06 September 2006
BETH SHULMAN: At one time, education was our great equalizer. Children got an equal chance to rise based solely on their own potential, regardless of their family background. But today, education is deepening the economic divide.
Rising costs at public and private universities are outpacing student aid. Meanwhile federal tax breaks for college actually help wealthy students more than poor ones.
It turns out that families with incomes of at least $92,000 get more tax breaks for college than families making less than a third of that. Tax breaks simply don't help the poor the way they do the rich. They often don't make enough to qualify. And studies show that financial aid for college goes increasingly to wealthier students.
That doesn't bother institutions of higher learning. In fact, they're skewing their dollars towards helping affluent children on purpose. They want to show that they've bet on horses that win instead of helping people equally at the starting gate. This way, the gap between the educated haves and have-nots keeps growing.
Since 1980, the earnings gap between college entrants and high school graduates more than doubled. Enrollment rates of the rich at four-year colleges, the ticket to higher pay, increased by 20 percent in the last decade.
But poor students' enrollments are actually falling. Any increase in postsecondary education among the poor has been mostly at two-year colleges.
This shouldn't surprise us. Tuition's an expensive, up-front investment. Many students can't afford to borrow the amounts needed for higher education as costs go up.
If we want to claim education as the great equalizer again, we need to put our money where it needs to go, to the children of everyday working Americans.
If not, instead of giving every child a chance to excel, we face an

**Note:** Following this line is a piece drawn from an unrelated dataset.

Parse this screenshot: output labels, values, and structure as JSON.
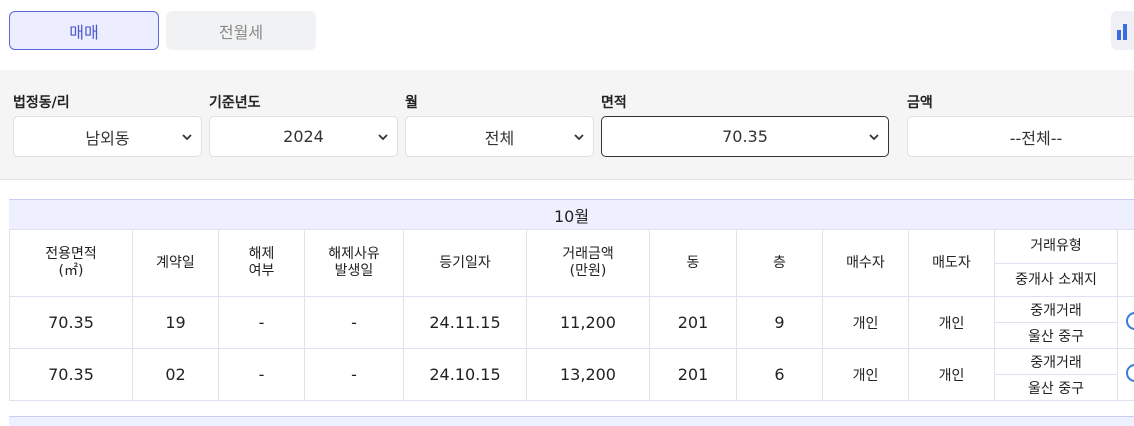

that simply keeps children in their economic place. America
RYSSDAL: Beth Shulman is author of "The Betrayal of Work."
There has always been a sort of ruling class in American politics, but the beauty of the system established from the very beginnings of Revolution out of principles of the Enlightenment is that it has always facilitated upward mobility. The ruling class was not a closed class (except to women those of a skin tone other than white…but that’s for another post). One could be born the son of a farmer in a one room log cabin and find himself President of the nation one day. The sons and daughters of coalminers and mill workers were given more-than-adequate educations in public schools and provided opportunities to go on to higher education. There was a time when you didn’t just hope and dream that your children would be better off than you yourself…you expected it. You expected to be repaid for your hard work and perseverance; after all…this is